Imagine shopping for your dream home in the hot Seattle area market. You go to an open house, it’s crowded, you know there are multiple offers. But you feel like this is it, your dream home. It even has a great swath of vacant land behind the home for added privacy. The situation is tight, there isn’t time for a traditional inspection, and emotions are running high. This is the type of scenario in which reason tends to fly out the window and one of the reasons to have an agent on your side can be so valuable. In this case, the agent, Tony Gilbert, of RealFX had an intuition that something wasn’t right about the deal. Rather than allowing his clients to get caught up in the emotion and hype, he helped them do a quick check of county records on vacant plot of land. “Come to find out, it was zoned for mining – and owned by a mining company! Needless to say… they were horrified, and moved on. “It’s not always easy to do the investigative research necessary on a property especially when you don’t really want to find anything that will dissuade you from the path that this is your dream home. But this sort of story is not that uncommon. When you are looking at your potential home, check out the neighborhood not just for what it is now but what it could be. Some questions to ask include:
1) Is the area zoned for commercial use? What other types of properties are nearby?
2) Are there any upcoming major development projects in the area?
3) You’ll also want to know what the restrictions are for remodeling, not just for your own projects but for what your new neighbors might do. Are there height restrictions or could your neighbor add a level that might block your light?

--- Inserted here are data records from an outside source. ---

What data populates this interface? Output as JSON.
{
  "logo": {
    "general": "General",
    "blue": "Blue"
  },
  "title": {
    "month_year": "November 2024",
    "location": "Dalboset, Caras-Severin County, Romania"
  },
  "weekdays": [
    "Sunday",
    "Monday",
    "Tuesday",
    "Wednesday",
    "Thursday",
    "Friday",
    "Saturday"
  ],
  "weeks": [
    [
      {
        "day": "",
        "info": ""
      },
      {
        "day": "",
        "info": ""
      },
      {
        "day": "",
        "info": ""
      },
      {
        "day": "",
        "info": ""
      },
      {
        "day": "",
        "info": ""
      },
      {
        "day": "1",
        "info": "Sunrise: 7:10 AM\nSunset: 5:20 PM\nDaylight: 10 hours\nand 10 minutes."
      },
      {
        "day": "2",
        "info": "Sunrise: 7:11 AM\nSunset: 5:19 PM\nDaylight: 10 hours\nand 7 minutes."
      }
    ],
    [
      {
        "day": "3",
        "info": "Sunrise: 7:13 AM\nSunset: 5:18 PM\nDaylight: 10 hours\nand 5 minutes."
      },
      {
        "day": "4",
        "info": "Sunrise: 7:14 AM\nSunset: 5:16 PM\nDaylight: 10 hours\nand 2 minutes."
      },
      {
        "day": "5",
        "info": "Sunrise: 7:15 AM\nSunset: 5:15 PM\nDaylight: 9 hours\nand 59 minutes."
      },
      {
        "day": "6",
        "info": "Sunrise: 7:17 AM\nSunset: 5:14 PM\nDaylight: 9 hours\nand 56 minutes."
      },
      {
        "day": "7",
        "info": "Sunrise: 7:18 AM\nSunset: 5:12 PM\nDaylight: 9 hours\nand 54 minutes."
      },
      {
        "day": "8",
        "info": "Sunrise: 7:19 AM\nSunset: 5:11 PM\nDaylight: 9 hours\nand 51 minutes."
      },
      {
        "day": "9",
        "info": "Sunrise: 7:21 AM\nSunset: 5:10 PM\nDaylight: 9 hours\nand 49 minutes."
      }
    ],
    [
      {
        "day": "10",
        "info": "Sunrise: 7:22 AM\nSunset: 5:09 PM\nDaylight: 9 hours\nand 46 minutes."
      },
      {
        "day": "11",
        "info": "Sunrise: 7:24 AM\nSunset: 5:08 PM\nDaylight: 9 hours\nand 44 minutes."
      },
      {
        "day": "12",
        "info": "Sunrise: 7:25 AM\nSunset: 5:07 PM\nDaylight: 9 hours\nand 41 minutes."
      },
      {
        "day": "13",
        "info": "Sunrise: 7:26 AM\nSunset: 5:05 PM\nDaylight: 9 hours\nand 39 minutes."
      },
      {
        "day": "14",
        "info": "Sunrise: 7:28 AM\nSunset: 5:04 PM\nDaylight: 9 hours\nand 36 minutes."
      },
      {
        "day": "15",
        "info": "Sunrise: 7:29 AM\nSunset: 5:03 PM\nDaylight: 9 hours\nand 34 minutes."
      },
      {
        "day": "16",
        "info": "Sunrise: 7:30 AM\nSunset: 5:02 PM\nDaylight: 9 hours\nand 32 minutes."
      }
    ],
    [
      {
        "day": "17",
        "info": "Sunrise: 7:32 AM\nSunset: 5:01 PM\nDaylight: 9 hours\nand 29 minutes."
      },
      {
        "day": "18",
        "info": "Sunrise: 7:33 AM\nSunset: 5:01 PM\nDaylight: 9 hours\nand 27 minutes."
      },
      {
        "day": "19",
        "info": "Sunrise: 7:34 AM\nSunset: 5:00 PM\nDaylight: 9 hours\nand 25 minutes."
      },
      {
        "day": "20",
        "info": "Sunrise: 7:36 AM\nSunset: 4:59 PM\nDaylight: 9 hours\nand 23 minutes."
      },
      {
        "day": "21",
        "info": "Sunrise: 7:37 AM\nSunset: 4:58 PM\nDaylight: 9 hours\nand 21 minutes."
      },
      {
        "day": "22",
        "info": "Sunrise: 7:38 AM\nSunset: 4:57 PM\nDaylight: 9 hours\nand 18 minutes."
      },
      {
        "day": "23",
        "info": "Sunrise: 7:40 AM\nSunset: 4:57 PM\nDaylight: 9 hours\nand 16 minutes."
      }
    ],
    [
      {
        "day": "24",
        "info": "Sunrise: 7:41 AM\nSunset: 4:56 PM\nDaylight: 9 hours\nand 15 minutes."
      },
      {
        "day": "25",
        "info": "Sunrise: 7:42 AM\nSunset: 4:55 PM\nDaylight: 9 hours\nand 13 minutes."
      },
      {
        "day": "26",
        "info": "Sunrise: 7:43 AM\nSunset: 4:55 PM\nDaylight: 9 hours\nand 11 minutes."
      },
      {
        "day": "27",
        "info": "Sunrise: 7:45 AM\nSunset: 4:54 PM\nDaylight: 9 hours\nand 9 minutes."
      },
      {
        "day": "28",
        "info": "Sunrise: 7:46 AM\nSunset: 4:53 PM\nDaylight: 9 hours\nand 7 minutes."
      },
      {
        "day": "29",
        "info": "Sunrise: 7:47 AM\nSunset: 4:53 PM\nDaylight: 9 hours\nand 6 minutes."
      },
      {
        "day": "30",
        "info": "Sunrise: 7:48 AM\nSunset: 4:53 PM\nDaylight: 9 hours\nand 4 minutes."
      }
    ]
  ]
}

4) Have there been any environmental hazards such as chemical spills or contamination near the area you are looking?
5) What are the local crime statistics? Have there been any incidents at houses nearby?
Gilbert advises clients to start with country records but says that it’s also important to just eat lunch or have coffee in the area to get a feel for what is going on. He explains a situation in which he was lunching with buyers who started up a conversation with another customer of the sandwich shop. “That person answered all sorts of questions the buyers had about the area, some of which they knew I would not able to address, due to “Fair Housing” reasons. I simply turned to stare out the window and checked my email while they were talking.”